|US5491453 *||Feb 10, 1994||Feb 13, 1996||Nec Corporation||Narrow-band filter having a variable center frequency|
|US8461821 *||Jun 11, 2013||Seiko Epson Corporation||Frequency measuring apparatus|
|US8508213||May 18, 2010||Aug 13, 2013||Seiko Epson Corporation||Frequency measurement device|
|US8593131||Sep 24, 2010||Nov 26, 2013||Seiko Epson Corporation||Signal generation circuit, frequency measurement device including the signal generation circuit, and signal generation method|
|US8643440||Jul 13, 2010||Feb 4, 2014||Seiko Epson Corporation||Electric circuit, sensor system equipped with the electric circuit, and sensor device equipped with the electric circuit|
|US8664933||May 20, 2010||Mar 4, 2014||Seiko Epson Corporation||Frequency measuring apparatus|
|US8718961||Oct 1, 2010||May 6, 2014||Seiko Epson Corporation||Frequency measurement method, frequency measurement device and apparatus equipped with frequency measurement device|
|US9026403||Aug 17, 2011||May 5, 2015||Seiko Epson Corporation||Frequency measurement device and electronic device|
|US9088286 *||Aug 23, 2013||Jul 21, 2015||Lsis Co., Ltd.||Method and apparatus for detecting cut-off frequency of pulse signal|
|US20100295535 *||May 18, 2010||Nov 25, 2010||Seiko Epson Corporation||Frequency measurement device|
|US20100295536 *||May 20, 2010||Nov 25, 2010||Seiko Epson Corporation||Frequency measuring apparatus|
|US20100295537 *||May 20, 2010||Nov 25, 2010||Seiko Epson Corporation||Frequency measuring apparatus|

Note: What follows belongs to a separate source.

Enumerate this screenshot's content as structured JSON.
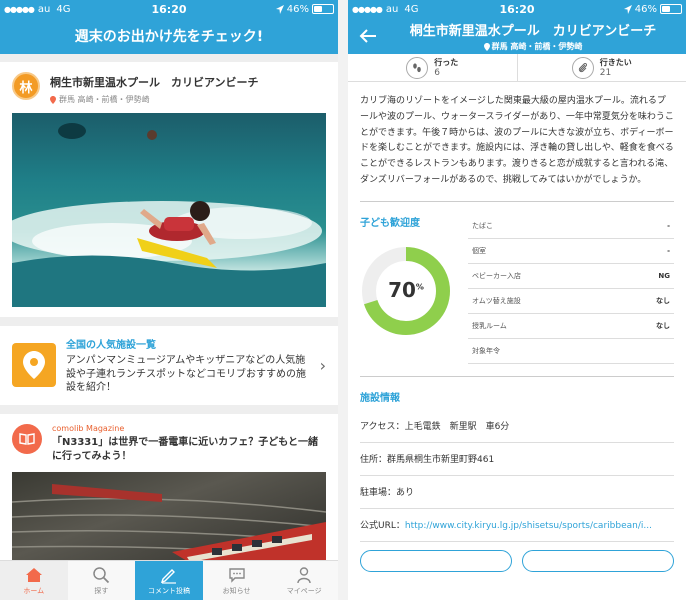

|US20110050352 *||Mar 3, 2011||Seiko Epson Corporation||Electric circuit, sensor system equipped with the electric circuit, and sensor device equipped with the electric circuit|
|US20110082656 *||Apr 7, 2011||Seiko Epson Corporation||Frequency measurement method, frequency measurement device and apparatus equipped with frequency measurement device|
|US20110084687 *||Sep 24, 2010||Apr 14, 2011||Seiko Epson Corporation||Signal generation circuit, frequency measurement device including the signal generation circuit, and signal generation method|
|US20140098927 *||Aug 23, 2013||Apr 10, 2014||Lsis Co., Ltd.||Method and apparatus for detecting cut-off frequency of pulse signal|
|U.S. Classification||327/40, 327/42, 377/47, 327/48|
|International Classification||G09G5/18, H04N3/27, G09G5/12, G09G1/16, G01R23/10|
|Dec 4, 1991||AS||Assignment|
Owner name: SONY CORPORATION, JAPAN
Free format text: ASSIGNMENT OF ASSIGNORS INTEREST.;ASSIGNORS:SUZUKI, TETSUYA;HATADA, HIDEO;REEL/FRAME:005944/0838
Effective date: 19911127
|Oct 4, 1994||CC||Certificate of correction|
|Oct 28, 1996||FPAY||Fee payment|
Year of fee payment: 4
|Nov 21, 2000||REMI||Maintenance fee reminder mailed|
|Jan 26, 2001||SULP||Surcharge for late payment|
Year of fee payment: 7
|Jan 26, 2001||FPAY||Fee payment|
Year of fee payment: 8
|Nov 11, 2004||REMI||Maintenance fee reminder mailed|
|Apr 27, 2005||LAPS||Lapse for failure to pay maintenance fees|
|Jun 21, 2005||FP||Expired due to failure to pay maintenance fee|
Effective date: 20050427